Then she spit up down the front of my shirt.

Even though I was tired that day, mostly I'm not too sleep deprived. For the past month Adriana has been waking up a little bit more than she used to, but it hasn't too bad. She nearly always goes down at a reasonable hour, and when she wakes up to eat she falls back to sleep immediately. But the real reason I'm so well rested is that after she wakes up in the morning to eat, Brian takes her downstairs and plays with her while he gets ready for work, allowing me to sleep in. And on the days he works from home, I sometimes even manage to sleep until 8:30 or 9, which leaves me rested and full of energy--and in shock as I remember that in my "past life" I was the sort of morning person who slept in until 7:30 on weekends.

Sometimes I think she's waking up more often because she is teething, but so far I can't feel anything through her gums. Sometimes I think it's a "sleep regression" because she's developing new skills, like a couple of weeks ago when she began rolling over. She still only goes back to front, and it involves a lot of wiggling and grunting. The first few times she was unhappily surprised to find herself on her belly, but I'm pretty sure at this point that she's doing it on purpose. She is still fascinated by her own hands, and I laughed yesterday as she moved one back and forth in front of her face, opening and closing her fingers with amazement. She is also reaching for her feet these days, and studying them carefully.
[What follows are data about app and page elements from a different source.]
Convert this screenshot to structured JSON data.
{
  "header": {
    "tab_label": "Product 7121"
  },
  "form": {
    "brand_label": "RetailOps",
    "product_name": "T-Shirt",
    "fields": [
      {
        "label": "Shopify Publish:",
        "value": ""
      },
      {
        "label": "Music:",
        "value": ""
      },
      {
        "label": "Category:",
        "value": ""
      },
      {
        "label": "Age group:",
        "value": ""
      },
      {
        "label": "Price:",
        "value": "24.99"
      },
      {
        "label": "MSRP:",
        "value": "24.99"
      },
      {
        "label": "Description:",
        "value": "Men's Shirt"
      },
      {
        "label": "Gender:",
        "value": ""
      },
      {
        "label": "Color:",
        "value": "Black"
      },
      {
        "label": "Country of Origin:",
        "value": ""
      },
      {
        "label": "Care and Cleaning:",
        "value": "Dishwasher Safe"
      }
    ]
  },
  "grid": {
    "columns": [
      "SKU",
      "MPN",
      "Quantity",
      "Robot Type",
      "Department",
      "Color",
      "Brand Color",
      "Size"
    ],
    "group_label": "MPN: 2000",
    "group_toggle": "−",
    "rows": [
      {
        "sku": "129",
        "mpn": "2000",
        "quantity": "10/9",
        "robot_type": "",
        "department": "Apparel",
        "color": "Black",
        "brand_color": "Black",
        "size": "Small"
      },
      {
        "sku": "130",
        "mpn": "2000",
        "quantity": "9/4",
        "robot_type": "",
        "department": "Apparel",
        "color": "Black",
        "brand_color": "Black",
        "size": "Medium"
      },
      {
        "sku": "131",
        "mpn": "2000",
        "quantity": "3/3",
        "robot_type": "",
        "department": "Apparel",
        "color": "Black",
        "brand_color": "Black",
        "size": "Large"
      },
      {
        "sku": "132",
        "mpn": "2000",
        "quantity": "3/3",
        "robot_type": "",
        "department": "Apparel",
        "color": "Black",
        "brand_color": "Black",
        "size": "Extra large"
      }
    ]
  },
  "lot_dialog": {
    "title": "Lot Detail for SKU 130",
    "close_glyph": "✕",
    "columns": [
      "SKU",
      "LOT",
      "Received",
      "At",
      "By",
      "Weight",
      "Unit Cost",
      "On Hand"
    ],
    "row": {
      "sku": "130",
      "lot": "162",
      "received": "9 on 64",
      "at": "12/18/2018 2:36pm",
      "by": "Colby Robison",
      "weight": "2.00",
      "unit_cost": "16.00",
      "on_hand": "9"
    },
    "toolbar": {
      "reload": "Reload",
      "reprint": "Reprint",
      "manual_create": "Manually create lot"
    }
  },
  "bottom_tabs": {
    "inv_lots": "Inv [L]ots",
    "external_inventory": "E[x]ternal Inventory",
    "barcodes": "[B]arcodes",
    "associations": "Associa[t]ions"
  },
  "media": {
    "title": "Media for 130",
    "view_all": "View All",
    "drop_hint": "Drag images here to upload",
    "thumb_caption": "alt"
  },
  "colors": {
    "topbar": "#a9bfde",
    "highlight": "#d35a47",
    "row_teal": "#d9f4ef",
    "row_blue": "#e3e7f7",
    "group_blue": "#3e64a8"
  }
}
She's very aware of the world around her at this point, the world beyond her own hands and feet. Nursing her anywhere but at home can be a nightmare, as she is too distracted to really eat and spends most of her time pulling away from me to look around. She smiles at strangers in the grocery store, and coos and laughs when they talk to her. She likes toys now, and the touch-and-feel books we have are getting a lot of use. Her favorite toy, though, is the cat, and Adriana is always trying to reach out and touch her. At one point I glanced down at where baby was lying on the floor to see that Cecilia had settled down beside her. I wasn't worried about them, since I was right there, but I clearly wasn't paying enough attention, because a couple of minutes later when I looked, Adriana had grasped the cat's tail (the most fascinating part of her, since it sways back and forth and fits so nicely in a fist) and the cat was looking at me as if to say, "If you don't put an end to this, I will." I quickly released the cat and promised to watch them more carefully together. I think Cecilia will soon learn to steer clear of the baby.

It's amazing to me how much she's grown in the past four months. On Monday we'll have a pediatrician visit and I'll get to find out exactly how big this child has gotten, but I think she's about fifteen pounds and probably 26 or 27 inches long. Last week, after a middle-of-the-night diaper blow out that required a "costume change" for both of us, the first sleeper I tried to change Adriana into didn't fit. She had gotten too long and couldn't stretch out her legs. So, over the weekend I went through the box of clothes that I've been waiting for her to grow in to, and picked out most of the "6-9 months" items, and that's what she's been wearing for the past week. I don't know who comes up with these sizes, since I've never met anyone who found that they were accurate.

Our love for her grows faster than she does. That sound horribly corny, but I can't think of a better way to put it. In the first days after her birth, I would look at her and cry because I was so overwhelmed by the strength of my love for her. If someone had told me that my love would only get bigger, I don't think I would have believed them. I've got the crying pretty much under control now. But every day I notice little changes in her. Every day she laughs when I blow raspberries on her belly. Every day I cradle her in my arms as I nurse her and look into her eyes. And I think that everything is just perfect.

Adriana asleep

Adriana asleep

Adriana the Rock Star

Adriana in pink

Thursday, May 10, 2007

Baby's first rally

Today Adriana and I are headed for Capitol Hill, for a nurse-in to support the re-introduction of Congresswoman Maloney's Breastfeeding Promotion Act. You can read about the rally and the legislation here. And if you're in DC, you should join us.